His death was given extra prominence as it came just nine days before International Holocaust Memorial Day. It made national news, with the BBC telling Zigi’s story across their bulletins on January 27.

Zigi was born into a Jewish family in 1930 and grew up in Poland. The Nazis invaded in 1939 and he soon found himself living in the Lodz ghetto, working in enforced slavery in a factory.

When the ghetto was liquidated in 1944 he was put on a cattle truck to the Auschwitz death camp in southern Poland.

He was later put in other camps, facing near-starvation and other horrors, before the British liberated him on May 3, 1945. He settled in England where he would have a family and a business.

He made it his mission to tell his story as widely as possible, particularly to the young. One of the many schools where students were in the palm of his hand as he spoke was Thornhill, which he visited several times.

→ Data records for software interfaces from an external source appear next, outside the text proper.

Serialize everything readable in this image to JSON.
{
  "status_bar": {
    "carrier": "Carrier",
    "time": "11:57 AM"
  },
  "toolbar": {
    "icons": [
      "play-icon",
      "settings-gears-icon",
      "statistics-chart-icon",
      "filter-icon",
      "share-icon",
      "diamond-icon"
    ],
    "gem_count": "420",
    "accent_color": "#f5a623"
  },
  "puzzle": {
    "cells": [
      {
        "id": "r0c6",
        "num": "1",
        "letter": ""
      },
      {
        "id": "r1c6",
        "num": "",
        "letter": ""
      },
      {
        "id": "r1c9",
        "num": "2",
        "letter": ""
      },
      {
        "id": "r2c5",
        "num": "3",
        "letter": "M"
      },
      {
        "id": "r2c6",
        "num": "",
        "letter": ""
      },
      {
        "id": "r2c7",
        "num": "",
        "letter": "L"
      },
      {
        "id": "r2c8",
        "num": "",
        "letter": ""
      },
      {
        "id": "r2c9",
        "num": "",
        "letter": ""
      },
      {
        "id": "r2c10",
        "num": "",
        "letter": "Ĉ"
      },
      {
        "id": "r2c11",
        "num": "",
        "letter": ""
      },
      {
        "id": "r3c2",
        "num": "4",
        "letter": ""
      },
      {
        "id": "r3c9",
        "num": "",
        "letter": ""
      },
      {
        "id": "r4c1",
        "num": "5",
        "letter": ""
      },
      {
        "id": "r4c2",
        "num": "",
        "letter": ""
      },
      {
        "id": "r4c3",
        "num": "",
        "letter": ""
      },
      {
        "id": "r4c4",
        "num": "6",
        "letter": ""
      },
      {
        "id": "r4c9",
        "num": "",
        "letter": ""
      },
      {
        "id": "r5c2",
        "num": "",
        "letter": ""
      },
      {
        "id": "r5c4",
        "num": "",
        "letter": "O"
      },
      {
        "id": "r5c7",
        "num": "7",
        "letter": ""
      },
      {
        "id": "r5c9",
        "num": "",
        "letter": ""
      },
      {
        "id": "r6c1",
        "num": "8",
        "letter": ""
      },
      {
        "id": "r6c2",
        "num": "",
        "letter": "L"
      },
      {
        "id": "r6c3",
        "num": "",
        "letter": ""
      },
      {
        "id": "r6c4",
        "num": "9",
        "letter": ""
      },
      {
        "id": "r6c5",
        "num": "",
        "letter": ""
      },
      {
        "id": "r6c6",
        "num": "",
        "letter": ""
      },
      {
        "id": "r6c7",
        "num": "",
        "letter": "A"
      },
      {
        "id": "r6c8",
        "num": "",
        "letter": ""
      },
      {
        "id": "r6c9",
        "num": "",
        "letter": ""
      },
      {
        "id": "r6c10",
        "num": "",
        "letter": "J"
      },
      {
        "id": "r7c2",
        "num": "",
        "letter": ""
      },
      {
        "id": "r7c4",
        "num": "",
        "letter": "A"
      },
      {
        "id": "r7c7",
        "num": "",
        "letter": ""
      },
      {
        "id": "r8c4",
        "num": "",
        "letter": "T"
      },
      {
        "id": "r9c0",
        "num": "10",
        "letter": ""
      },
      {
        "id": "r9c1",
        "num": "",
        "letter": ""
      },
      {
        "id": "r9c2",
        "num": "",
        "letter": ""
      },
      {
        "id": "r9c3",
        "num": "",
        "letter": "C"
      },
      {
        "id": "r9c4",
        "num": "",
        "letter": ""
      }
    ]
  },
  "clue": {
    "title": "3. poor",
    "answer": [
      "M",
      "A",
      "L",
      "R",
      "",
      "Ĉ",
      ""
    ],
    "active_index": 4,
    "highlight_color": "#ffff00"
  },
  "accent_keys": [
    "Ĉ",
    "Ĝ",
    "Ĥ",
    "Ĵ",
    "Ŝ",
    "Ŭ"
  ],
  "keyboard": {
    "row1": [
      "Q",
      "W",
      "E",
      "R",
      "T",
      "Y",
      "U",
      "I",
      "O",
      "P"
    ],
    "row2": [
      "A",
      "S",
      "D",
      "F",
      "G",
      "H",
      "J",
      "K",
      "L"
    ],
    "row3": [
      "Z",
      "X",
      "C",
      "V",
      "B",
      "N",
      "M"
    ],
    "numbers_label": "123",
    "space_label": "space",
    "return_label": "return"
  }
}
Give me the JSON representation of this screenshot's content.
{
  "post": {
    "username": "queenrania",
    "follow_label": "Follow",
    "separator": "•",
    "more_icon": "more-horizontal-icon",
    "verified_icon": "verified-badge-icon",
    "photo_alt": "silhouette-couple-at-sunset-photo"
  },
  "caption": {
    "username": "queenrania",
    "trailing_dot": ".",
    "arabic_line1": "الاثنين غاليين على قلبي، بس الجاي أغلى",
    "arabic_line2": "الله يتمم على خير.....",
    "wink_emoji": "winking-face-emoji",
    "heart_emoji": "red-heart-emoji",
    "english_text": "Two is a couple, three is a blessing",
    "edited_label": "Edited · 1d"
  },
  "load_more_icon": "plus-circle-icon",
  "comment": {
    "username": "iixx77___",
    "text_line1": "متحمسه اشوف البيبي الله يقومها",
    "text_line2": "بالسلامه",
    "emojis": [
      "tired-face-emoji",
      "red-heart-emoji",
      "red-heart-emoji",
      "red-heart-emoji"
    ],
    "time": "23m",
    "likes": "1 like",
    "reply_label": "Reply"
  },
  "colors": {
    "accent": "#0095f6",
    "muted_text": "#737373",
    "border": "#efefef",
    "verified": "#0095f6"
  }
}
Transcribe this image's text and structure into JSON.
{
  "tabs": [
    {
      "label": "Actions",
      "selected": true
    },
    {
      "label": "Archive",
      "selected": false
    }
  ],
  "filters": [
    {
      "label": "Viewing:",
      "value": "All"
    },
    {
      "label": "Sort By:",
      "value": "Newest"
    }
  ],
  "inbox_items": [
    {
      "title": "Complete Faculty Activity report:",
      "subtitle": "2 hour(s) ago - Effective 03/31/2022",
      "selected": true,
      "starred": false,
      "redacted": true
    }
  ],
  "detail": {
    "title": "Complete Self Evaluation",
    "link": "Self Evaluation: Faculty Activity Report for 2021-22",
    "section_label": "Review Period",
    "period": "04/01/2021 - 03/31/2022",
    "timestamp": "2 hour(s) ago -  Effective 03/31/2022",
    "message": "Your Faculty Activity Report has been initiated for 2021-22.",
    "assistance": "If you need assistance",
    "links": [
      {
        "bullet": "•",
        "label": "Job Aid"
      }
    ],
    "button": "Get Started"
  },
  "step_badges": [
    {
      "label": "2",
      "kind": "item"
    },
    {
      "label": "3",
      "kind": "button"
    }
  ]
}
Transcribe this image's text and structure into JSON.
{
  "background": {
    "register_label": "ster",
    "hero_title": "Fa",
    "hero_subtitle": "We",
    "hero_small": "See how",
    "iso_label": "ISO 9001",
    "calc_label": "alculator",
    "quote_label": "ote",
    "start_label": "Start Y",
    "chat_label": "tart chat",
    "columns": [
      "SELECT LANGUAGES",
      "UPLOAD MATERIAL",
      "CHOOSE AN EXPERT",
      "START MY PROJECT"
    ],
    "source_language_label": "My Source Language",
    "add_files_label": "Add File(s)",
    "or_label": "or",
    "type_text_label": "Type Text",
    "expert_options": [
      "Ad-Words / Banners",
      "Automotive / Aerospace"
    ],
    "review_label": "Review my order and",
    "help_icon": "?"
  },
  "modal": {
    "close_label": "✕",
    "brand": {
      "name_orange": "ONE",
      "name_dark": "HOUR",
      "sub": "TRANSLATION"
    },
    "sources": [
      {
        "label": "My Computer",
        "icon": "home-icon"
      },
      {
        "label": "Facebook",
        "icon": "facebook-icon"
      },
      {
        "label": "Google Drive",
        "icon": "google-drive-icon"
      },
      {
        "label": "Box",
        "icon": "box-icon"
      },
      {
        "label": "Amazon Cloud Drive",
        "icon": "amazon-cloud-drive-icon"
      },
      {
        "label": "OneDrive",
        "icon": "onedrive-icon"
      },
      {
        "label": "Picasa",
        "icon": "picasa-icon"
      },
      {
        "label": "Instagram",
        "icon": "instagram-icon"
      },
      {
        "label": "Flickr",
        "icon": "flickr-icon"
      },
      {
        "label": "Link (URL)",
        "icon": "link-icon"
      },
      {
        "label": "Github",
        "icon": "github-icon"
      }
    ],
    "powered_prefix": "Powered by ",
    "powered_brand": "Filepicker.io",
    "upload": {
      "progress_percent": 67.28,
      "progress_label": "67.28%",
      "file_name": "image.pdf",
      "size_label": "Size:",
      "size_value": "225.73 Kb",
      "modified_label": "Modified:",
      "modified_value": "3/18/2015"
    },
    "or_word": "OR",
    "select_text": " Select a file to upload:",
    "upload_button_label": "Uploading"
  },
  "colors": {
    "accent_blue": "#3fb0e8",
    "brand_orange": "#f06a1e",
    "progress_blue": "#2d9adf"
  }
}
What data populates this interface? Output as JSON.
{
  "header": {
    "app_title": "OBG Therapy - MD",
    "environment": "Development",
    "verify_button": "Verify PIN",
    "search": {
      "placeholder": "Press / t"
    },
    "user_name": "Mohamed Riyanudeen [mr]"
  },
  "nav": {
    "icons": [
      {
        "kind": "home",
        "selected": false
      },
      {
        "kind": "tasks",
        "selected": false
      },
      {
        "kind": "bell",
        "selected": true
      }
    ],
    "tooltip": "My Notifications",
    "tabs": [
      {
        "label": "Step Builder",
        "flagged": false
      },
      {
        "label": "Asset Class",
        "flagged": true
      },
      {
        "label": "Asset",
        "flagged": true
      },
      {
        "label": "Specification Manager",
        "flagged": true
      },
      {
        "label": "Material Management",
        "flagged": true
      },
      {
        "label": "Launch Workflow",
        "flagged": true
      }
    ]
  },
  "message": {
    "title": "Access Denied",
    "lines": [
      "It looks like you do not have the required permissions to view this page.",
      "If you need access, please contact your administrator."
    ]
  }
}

One visit came in 2015. A later visit had to be carried out remotely, but was no less powerful.

Head of history Annie Harris said:

“We have had Zigi visit us in the past and he always made a huge impression on pupils here at Thornhill. Two years ago, during covid, Zigi and his daughter did a Zoom session with our pupils as well, which again, was just as inspirational.

We have been delivering assemblies and sessions during tutor time in remembrance of Holocaust memorial day. Our technology department has created a memorial statue, where each pupil in our school is going to place a stone with a message on, to place in the memorial in line with Jewish traditions.

Above the memorial, will be the quotation; 'Do not hate' as after every speech Zigi made, those were always his final words and we wanted to place these words here to remember Zigi, but also to show Thornhill breaking the barriers of discrimination.”